Motorola: High Salaries Hurt Russia's IT Sector

MotorolaPadmasree Warrior
ST. PETERSBURG -- Russia could lose its competitive edge as a potential IT powerhouse if salaries for programmers rise too fast, a top Motorola executive said.

Global firms could easily move their work elsewhere if they find that wages and the costs of infrastructure are too high, Padmasree Warrior, chief technology officer of the U.S. communications giant, said in an interview last week.

The interest shown in Russia by IT giants has put a squeeze on the numbers of available programmers and led to several wage hikes in the industry over the past two years. In that time period, IT companies like Sun Microsystems and Intel have set up shop in St. Petersburg. Google is reportedly also considering the construction of an R&D center here.

However, if the government does not offset growing staff costs by providing tax incentives and access to infrastructure and cheap land plots, the country could lose out to competitors like China, India, Brazil or Malaysia, Warrior said.

Motorola has been in Russia since 1994 and employs about 500 staff in St. Petersburg.

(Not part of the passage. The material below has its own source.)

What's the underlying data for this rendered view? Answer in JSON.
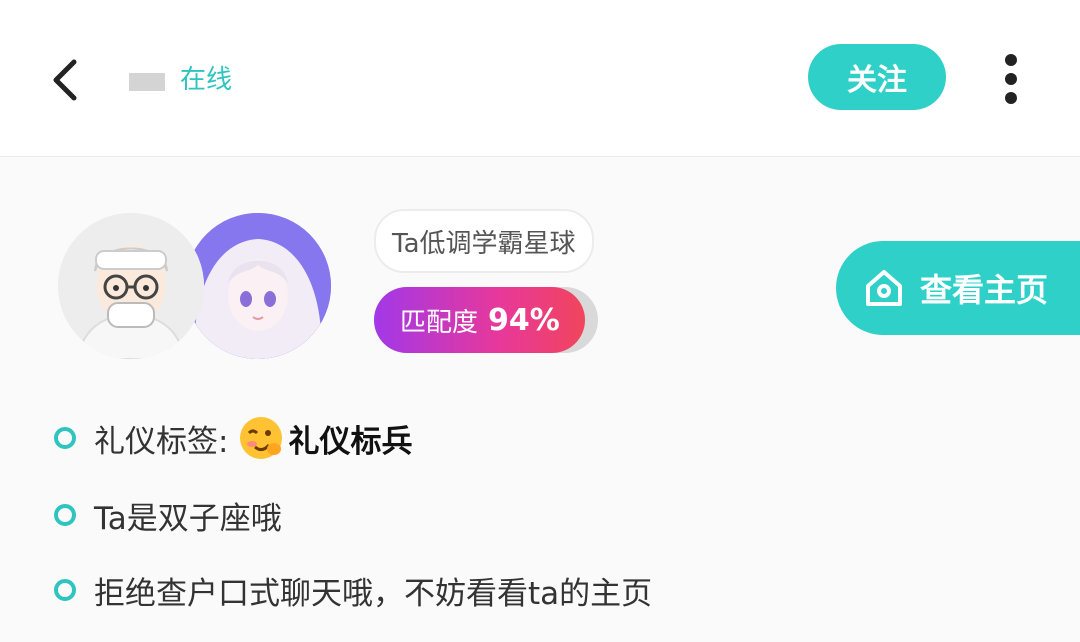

"It's very important to have government support and have sponsorship from the government for us to be [in a country]," Warrior said. "We go where the talent is."

As long as the quality of programming in Russia satisfies the company's standards and costs are kept at a reasonable level, "Russia will remain attractive," she said. "But if costs rise so much, and all else remains the same, then the attraction wanes."

One stimulus the government has hoped to provide is the creation of IT parks nationwide. The first federally backed project is set to be established on the platform of the Bonch-Bruyevich St. Petersburg State University of Telecommunications in 2008.

Vladimir Polutin, head of Motorola's St. Petersburg R&D center, said the IT park scheme had sparked interest in the sector, which is now waiting to see how it is implemented. The law on special economic zones -- which provides for IT parks -- was passed by the State Duma in August.

"We still want to see how the legislation will be executed," Polutin said. "Sometimes in Russia, the law is in place, but the execution could be better."